- [Instructions to follow]: Examine each line in the records below for the word "author". Report how many lines contain it, and nothing else.

- [Excerpted data]:
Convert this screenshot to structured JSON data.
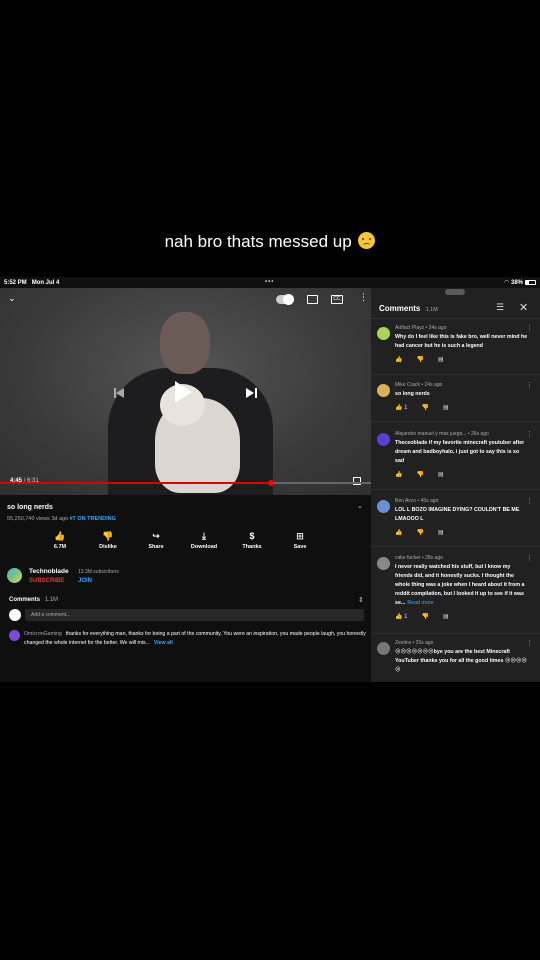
{
  "caption": {
    "text": "nah bro thats messed up",
    "emoji": "worried-face-emoji"
  },
  "status_bar": {
    "time": "5:52 PM",
    "date": "Mon Jul 4",
    "battery": "38%",
    "multitask": "•••"
  },
  "player": {
    "current_time": "4:45",
    "duration": "/ 6:31",
    "progress_fraction": 0.73,
    "icons": [
      "chevron-down-icon",
      "autoplay-toggle-icon",
      "cast-icon",
      "captions-icon",
      "more-icon",
      "play-icon",
      "previous-icon",
      "next-icon",
      "fullscreen-icon"
    ]
  },
  "video": {
    "title": "so long nerds",
    "views": "55,250,740 views",
    "age": "3d ago",
    "trending": "#7 ON TRENDING",
    "actions": [
      {
        "label": "6.7M",
        "icon": "like-icon",
        "glyph": "👍"
      },
      {
        "label": "Dislike",
        "icon": "dislike-icon",
        "glyph": "👎"
      },
      {
        "label": "Share",
        "icon": "share-icon",
        "glyph": "↪"
      },
      {
        "label": "Download",
        "icon": "download-icon",
        "glyph": "⤓"
      },
      {
        "label": "Thanks",
        "icon": "thanks-icon",
        "glyph": "$"
      },
      {
        "label": "Save",
        "icon": "save-icon",
        "glyph": "⊞"
      }
    ]
  },
  "channel": {
    "name": "Technoblade",
    "subscribers": "13.3M subscribers",
    "subscribe": "SUBSCRIBE",
    "join": "JOIN"
  },
  "comments_section": {
    "label": "Comments",
    "count": "1.1M",
    "placeholder": "Add a comment...",
    "top_comment": {
      "author": "OmicronGaming",
      "text": "thanks for everything man, thanks for being a part of the community. You were an inspiration, you made people laugh, you honestly changed the whole internet for the better. We will mis...",
      "view_all": "View all"
    }
  },
  "comments_panel": {
    "title": "Comments",
    "count": "1.1M",
    "comments": [
      {
        "author": "Artifact Playz • 24s ago",
        "text": "Why do I feel like this is fake bro, well never mind he had cancer but he is such a legend",
        "likes": "",
        "avatar_color": "#a8d65a"
      },
      {
        "author": "Mike Crack • 24s ago",
        "text": "so long nerds",
        "likes": "1",
        "avatar_color": "#d8b25a"
      },
      {
        "author": "Alejandro manuel y max juega... • 26s ago",
        "text": "Theceoblade if my favorite minecraft youtuber after dream and badboyhalo, i just got to say this is so sad",
        "likes": "",
        "avatar_color": "#5b3fd0"
      },
      {
        "author": "Ben Avco • 45s ago",
        "text": "LOL L BOZO IMAGINE DYING? COULDN'T BE ME LMAOOO L",
        "likes": "",
        "avatar_color": "#6a8fd8"
      },
      {
        "author": "cake fucker • 28s ago",
        "text": "I never really watched his stuff, but I know my friends did, and it honestly sucks. I thought the whole thing was a joke when I heard about it from a reddit compilation, but I looked it up to see if it was se...",
        "read_more": "Read more",
        "likes": "1",
        "avatar_color": "#888888"
      },
      {
        "author": "Zeelinx • 29s ago",
        "text": "😢😢😢😢😢😢😢bye you are the best Minecraft YouTuber thanks you for all the good times 😢😢😢😢😢",
        "likes": "",
        "avatar_color": "#777777"
      }
    ]
  }
}
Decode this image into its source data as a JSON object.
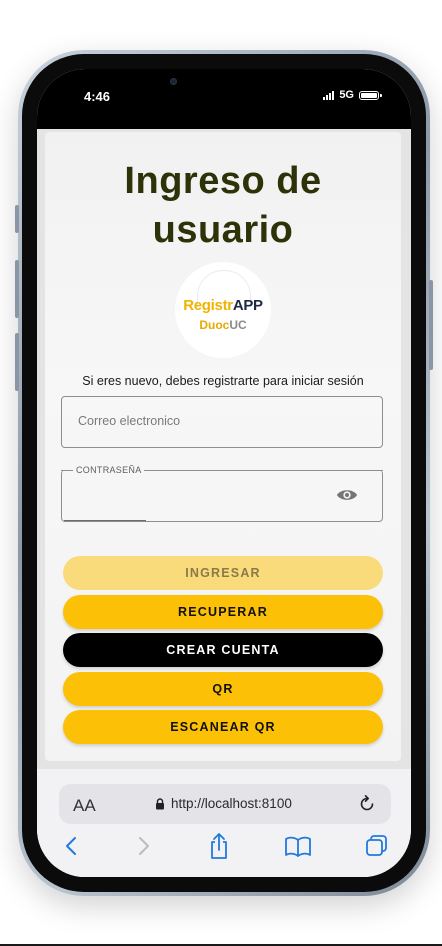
{
  "status_bar": {
    "time": "4:46",
    "network": "5G"
  },
  "app": {
    "title_line1": "Ingreso de",
    "title_line2": "usuario",
    "logo": {
      "part1": "Registr",
      "part2": "APP",
      "part3": "Duoc",
      "part4": "UC"
    },
    "subtitle": "Si eres nuevo, debes registrarte para iniciar sesión",
    "email_placeholder": "Correo electronico",
    "password_label": "CONTRASEÑA",
    "buttons": {
      "ingresar": "INGRESAR",
      "recuperar": "RECUPERAR",
      "crear_cuenta": "CREAR CUENTA",
      "qr": "QR",
      "escanear_qr": "ESCANEAR QR"
    }
  },
  "browser": {
    "text_size": "AA",
    "url": "http://localhost:8100"
  },
  "colors": {
    "primary": "#fcc006",
    "primary_disabled": "#fadb7b",
    "dark": "#000000",
    "title": "#2e3208",
    "ios_blue": "#1f7ae0"
  },
  "icons": [
    "eye-icon",
    "lock-icon",
    "reload-icon",
    "back-icon",
    "forward-icon",
    "share-icon",
    "bookmarks-icon",
    "tabs-icon"
  ]
}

- [Solution for this exercise]: 7